WHAT YOU SHOULD DO: Give every line below again, exactly as it appears.

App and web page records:
━━━━━━━━━━
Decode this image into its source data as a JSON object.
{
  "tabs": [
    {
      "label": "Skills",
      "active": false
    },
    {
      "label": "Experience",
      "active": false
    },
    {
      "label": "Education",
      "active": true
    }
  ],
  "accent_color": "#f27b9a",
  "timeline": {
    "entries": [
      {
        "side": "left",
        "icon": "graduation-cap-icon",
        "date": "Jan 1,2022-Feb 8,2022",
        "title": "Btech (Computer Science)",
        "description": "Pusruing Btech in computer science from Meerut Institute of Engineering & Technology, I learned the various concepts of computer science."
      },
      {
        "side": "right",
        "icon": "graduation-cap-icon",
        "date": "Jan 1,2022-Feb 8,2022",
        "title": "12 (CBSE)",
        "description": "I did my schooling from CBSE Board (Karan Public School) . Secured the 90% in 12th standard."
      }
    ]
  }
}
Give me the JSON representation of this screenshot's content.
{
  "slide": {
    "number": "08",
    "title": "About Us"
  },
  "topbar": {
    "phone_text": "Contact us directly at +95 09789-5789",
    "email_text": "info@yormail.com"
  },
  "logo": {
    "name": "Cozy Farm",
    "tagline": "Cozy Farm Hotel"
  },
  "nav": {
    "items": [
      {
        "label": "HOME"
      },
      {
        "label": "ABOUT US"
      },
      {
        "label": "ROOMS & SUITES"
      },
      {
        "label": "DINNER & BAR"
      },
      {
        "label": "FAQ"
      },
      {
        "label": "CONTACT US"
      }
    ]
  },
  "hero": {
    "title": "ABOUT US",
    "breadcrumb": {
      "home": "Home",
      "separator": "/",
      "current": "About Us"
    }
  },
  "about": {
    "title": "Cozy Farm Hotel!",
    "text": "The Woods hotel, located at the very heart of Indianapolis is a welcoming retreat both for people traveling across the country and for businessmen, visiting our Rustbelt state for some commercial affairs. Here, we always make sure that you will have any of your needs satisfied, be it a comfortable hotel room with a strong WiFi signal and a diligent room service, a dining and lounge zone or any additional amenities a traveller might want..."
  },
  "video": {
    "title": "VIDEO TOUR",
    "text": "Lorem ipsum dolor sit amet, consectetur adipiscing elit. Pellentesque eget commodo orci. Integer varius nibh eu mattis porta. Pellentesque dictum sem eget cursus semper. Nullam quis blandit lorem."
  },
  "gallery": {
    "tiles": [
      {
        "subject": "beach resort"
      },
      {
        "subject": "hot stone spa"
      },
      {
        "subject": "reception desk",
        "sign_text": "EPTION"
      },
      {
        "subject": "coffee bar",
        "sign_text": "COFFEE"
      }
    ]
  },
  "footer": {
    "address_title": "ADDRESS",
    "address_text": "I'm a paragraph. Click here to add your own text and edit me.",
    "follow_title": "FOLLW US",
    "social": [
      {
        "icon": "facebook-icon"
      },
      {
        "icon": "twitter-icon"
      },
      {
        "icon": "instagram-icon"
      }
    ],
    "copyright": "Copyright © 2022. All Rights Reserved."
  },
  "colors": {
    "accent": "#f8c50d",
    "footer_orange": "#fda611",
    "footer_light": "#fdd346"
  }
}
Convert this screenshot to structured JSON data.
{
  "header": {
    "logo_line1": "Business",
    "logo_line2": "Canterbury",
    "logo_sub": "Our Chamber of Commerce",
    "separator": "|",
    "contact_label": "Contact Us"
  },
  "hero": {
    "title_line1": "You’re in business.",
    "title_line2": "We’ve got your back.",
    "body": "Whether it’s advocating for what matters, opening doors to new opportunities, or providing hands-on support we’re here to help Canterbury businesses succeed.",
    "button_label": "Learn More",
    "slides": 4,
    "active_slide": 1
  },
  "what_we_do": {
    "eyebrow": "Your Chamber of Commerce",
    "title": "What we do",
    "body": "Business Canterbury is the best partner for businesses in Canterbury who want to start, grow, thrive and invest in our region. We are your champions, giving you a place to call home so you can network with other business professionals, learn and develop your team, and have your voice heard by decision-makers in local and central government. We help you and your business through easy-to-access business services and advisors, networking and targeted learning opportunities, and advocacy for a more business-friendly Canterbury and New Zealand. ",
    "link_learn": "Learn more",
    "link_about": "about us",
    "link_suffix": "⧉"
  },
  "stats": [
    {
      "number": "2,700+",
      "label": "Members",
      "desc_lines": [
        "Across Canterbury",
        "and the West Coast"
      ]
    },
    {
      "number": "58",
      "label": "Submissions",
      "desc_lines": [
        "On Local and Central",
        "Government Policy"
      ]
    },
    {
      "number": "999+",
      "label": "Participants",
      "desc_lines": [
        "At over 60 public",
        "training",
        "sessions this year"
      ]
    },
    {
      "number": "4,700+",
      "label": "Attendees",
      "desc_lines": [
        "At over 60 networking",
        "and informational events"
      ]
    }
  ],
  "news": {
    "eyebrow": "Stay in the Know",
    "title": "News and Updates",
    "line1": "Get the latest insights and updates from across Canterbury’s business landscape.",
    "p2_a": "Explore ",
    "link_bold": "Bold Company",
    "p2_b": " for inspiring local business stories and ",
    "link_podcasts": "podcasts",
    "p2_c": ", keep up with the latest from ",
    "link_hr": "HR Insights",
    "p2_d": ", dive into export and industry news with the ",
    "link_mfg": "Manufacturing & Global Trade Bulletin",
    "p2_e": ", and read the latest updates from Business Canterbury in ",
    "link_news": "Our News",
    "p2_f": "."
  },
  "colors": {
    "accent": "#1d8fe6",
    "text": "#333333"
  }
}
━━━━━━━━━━
OUTPUT BELOW:
Decode this image into its source data as a JSON object.
{
  "tabs": [
    {
      "label": "Skills",
      "active": false
    },
    {
      "label": "Experience",
      "active": false
    },
    {
      "label": "Education",
      "active": true
    }
  ],
  "accent_color": "#f27b9a",
  "timeline": {
    "entries": [
      {
        "side": "left",
        "icon": "graduation-cap-icon",
        "date": "Jan 1,2022-Feb 8,2022",
        "title": "Btech (Computer Science)",
        "description": "Pusruing Btech in computer science from Meerut Institute of Engineering & Technology, I learned the various concepts of computer science."
      },
      {
        "side": "right",
        "icon": "graduation-cap-icon",
        "date": "Jan 1,2022-Feb 8,2022",
        "title": "12 (CBSE)",
        "description": "I did my schooling from CBSE Board (Karan Public School) . Secured the 90% in 12th standard."
      }
    ]
  }
}
Give me the JSON representation of this screenshot's content.
{
  "slide": {
    "number": "08",
    "title": "About Us"
  },
  "topbar": {
    "phone_text": "Contact us directly at +95 09789-5789",
    "email_text": "info@yormail.com"
  },
  "logo": {
    "name": "Cozy Farm",
    "tagline": "Cozy Farm Hotel"
  },
  "nav": {
    "items": [
      {
        "label": "HOME"
      },
      {
        "label": "ABOUT US"
      },
      {
        "label": "ROOMS & SUITES"
      },
      {
        "label": "DINNER & BAR"
      },
      {
        "label": "FAQ"
      },
      {
        "label": "CONTACT US"
      }
    ]
  },
  "hero": {
    "title": "ABOUT US",
    "breadcrumb": {
      "home": "Home",
      "separator": "/",
      "current": "About Us"
    }
  },
  "about": {
    "title": "Cozy Farm Hotel!",
    "text": "The Woods hotel, located at the very heart of Indianapolis is a welcoming retreat both for people traveling across the country and for businessmen, visiting our Rustbelt state for some commercial affairs. Here, we always make sure that you will have any of your needs satisfied, be it a comfortable hotel room with a strong WiFi signal and a diligent room service, a dining and lounge zone or any additional amenities a traveller might want..."
  },
  "video": {
    "title": "VIDEO TOUR",
    "text": "Lorem ipsum dolor sit amet, consectetur adipiscing elit. Pellentesque eget commodo orci. Integer varius nibh eu mattis porta. Pellentesque dictum sem eget cursus semper. Nullam quis blandit lorem."
  },
  "gallery": {
    "tiles": [
      {
        "subject": "beach resort"
      },
      {
        "subject": "hot stone spa"
      },
      {
        "subject": "reception desk",
        "sign_text": "EPTION"
      },
      {
        "subject": "coffee bar",
        "sign_text": "COFFEE"
      }
    ]
  },
  "footer": {
    "address_title": "ADDRESS",
    "address_text": "I'm a paragraph. Click here to add your own text and edit me.",
    "follow_title": "FOLLW US",
    "social": [
      {
        "icon": "facebook-icon"
      },
      {
        "icon": "twitter-icon"
      },
      {
        "icon": "instagram-icon"
      }
    ],
    "copyright": "Copyright © 2022. All Rights Reserved."
  },
  "colors": {
    "accent": "#f8c50d",
    "footer_orange": "#fda611",
    "footer_light": "#fdd346"
  }
}
Convert this screenshot to structured JSON data.
{
  "header": {
    "logo_line1": "Business",
    "logo_line2": "Canterbury",
    "logo_sub": "Our Chamber of Commerce",
    "separator": "|",
    "contact_label": "Contact Us"
  },
  "hero": {
    "title_line1": "You’re in business.",
    "title_line2": "We’ve got your back.",
    "body": "Whether it’s advocating for what matters, opening doors to new opportunities, or providing hands-on support we’re here to help Canterbury businesses succeed.",
    "button_label": "Learn More",
    "slides": 4,
    "active_slide": 1
  },
  "what_we_do": {
    "eyebrow": "Your Chamber of Commerce",
    "title": "What we do",
    "body": "Business Canterbury is the best partner for businesses in Canterbury who want to start, grow, thrive and invest in our region. We are your champions, giving you a place to call home so you can network with other business professionals, learn and develop your team, and have your voice heard by decision-makers in local and central government. We help you and your business through easy-to-access business services and advisors, networking and targeted learning opportunities, and advocacy for a more business-friendly Canterbury and New Zealand. ",
    "link_learn": "Learn more",
    "link_about": "about us",
    "link_suffix": "⧉"
  },
  "stats": [
    {
      "number": "2,700+",
      "label": "Members",
      "desc_lines": [
        "Across Canterbury",
        "and the West Coast"
      ]
    },
    {
      "number": "58",
      "label": "Submissions",
      "desc_lines": [
        "On Local and Central",
        "Government Policy"
      ]
    },
    {
      "number": "999+",
      "label": "Participants",
      "desc_lines": [
        "At over 60 public",
        "training",
        "sessions this year"
      ]
    },
    {
      "number": "4,700+",
      "label": "Attendees",
      "desc_lines": [
        "At over 60 networking",
        "and informational events"
      ]
    }
  ],
  "news": {
    "eyebrow": "Stay in the Know",
    "title": "News and Updates",
    "line1": "Get the latest insights and updates from across Canterbury’s business landscape.",
    "p2_a": "Explore ",
    "link_bold": "Bold Company",
    "p2_b": " for inspiring local business stories and ",
    "link_podcasts": "podcasts",
    "p2_c": ", keep up with the latest from ",
    "link_hr": "HR Insights",
    "p2_d": ", dive into export and industry news with the ",
    "link_mfg": "Manufacturing & Global Trade Bulletin",
    "p2_e": ", and read the latest updates from Business Canterbury in ",
    "link_news": "Our News",
    "p2_f": "."
  },
  "colors": {
    "accent": "#1d8fe6",
    "text": "#333333"
  }
}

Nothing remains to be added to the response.